The AGC warning light goes on as soon as I put either card in place. And I talked to the previous owner, and he says the box worked fine last week when he need to pull some info off of it.

Since the warning light goes on just fine, I am guessing that the power is okay and something is making the board think I have the wrong kinda card in here.

That being the case, I assume I should pay up here and re-open the question with another batch of points. Would that be the usual drill?

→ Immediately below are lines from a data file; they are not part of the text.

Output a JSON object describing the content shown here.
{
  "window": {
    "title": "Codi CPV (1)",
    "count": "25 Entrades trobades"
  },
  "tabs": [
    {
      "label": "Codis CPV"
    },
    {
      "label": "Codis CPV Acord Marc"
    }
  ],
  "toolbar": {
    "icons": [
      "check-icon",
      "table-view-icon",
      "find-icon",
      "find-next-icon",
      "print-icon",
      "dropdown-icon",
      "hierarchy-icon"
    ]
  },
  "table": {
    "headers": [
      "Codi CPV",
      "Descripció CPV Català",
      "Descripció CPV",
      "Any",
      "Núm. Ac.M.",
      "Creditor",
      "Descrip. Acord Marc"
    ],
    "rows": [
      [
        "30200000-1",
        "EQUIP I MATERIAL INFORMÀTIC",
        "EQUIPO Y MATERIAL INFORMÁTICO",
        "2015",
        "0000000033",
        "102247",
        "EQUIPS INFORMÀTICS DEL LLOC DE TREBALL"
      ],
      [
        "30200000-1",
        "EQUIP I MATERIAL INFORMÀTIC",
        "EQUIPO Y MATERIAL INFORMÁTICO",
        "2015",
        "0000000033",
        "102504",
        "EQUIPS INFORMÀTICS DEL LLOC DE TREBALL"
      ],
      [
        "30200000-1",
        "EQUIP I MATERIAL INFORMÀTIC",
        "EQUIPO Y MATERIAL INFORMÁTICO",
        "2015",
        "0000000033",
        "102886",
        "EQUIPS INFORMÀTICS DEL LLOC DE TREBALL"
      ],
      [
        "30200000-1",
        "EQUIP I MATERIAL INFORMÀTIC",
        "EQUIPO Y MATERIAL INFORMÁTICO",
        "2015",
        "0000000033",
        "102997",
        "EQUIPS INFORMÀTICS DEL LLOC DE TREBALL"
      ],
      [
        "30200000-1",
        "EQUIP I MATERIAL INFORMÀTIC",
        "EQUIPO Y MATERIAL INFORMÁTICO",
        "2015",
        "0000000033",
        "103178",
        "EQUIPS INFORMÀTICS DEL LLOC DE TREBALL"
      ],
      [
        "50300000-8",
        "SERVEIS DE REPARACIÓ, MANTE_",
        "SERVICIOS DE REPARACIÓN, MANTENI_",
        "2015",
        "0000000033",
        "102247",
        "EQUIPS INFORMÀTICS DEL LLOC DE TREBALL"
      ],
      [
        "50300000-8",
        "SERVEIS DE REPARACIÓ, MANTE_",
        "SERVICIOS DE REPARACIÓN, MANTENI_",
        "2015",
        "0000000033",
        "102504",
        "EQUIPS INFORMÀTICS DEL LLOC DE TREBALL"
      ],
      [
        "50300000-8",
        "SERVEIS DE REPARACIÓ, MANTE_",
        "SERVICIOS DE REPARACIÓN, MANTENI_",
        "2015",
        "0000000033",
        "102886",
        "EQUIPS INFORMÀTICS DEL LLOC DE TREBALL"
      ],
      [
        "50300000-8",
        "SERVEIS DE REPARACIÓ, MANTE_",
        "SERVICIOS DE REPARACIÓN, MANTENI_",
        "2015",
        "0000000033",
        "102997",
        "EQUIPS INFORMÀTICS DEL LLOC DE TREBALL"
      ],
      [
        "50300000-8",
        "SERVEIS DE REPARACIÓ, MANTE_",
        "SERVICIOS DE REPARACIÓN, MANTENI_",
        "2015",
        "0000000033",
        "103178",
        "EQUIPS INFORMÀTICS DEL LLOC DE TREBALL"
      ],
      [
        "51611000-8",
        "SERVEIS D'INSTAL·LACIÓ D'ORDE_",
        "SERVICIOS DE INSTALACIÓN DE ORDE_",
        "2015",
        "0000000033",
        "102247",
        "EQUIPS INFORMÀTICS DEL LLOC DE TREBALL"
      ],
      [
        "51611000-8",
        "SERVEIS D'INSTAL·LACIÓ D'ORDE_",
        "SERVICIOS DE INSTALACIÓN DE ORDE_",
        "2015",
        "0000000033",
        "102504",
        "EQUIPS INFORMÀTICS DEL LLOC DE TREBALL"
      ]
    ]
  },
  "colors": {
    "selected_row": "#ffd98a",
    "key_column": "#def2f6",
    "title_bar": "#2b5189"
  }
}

Thanks
nobusCommented:
since it are both AGP cards, you can try a cheap pci video card for testing; be aware it can be a power issue too.
>>  Since the warning light goes on just fine, I am guessing that the power is okay    <<<  don't bet on it, if possible, try another Power supply (that from the other box maybe?)
DecksawashAuthor Commented:
Okay, I stole the power supply out of my husband's computer. No change at all. Warning light's on, nothing else working.

Hmmm. Pulled the AGP card, so there is no vid card in it at all and the warning light is *still* on.
DecksawashAuthor Commented:
Stuck a pci vid card in. No joy. Warning light on, box otherwise playing dead.

Can this be anything other than a dead motherboard?
nobusCommented:
well, the easiest way is to disconnect devices, and start with the minimum :
mobo+cpu + 1ram stick, video card, 1 harddisk, kbd + mouse
if still no joy, try without the disk, kbd + mouse.
if still no joy, culprits are mobo or cpu
DecksawashAuthor Commented:
I pulled all that stuff a couple of days ago, before I pulled the power. I guess it's time to take it in to my favorite in-the-flesh tech.
DecksawashAuthor Commented:
Russ the super tech pulled everything, too, and when he put it back together it worked. He says his workbench is magic. Obviously my floor, where I was working, is not. Box is loaded with graphics software (legal!) so we're all busy playing with it.

Thanks for the help.
It's more than this solution.Get answers and train to solve all your tech problems - anytime, anywhere.Try it for free Edge Out The Competitionfor your dream job with proven skills and certifications.Get started today Stand Outas the employee with proven skills.Start learning today for free Move Your Career Forwardwith certification training in the latest technologies.Start your trial today
Desktops

From novice to tech pro — start learning today.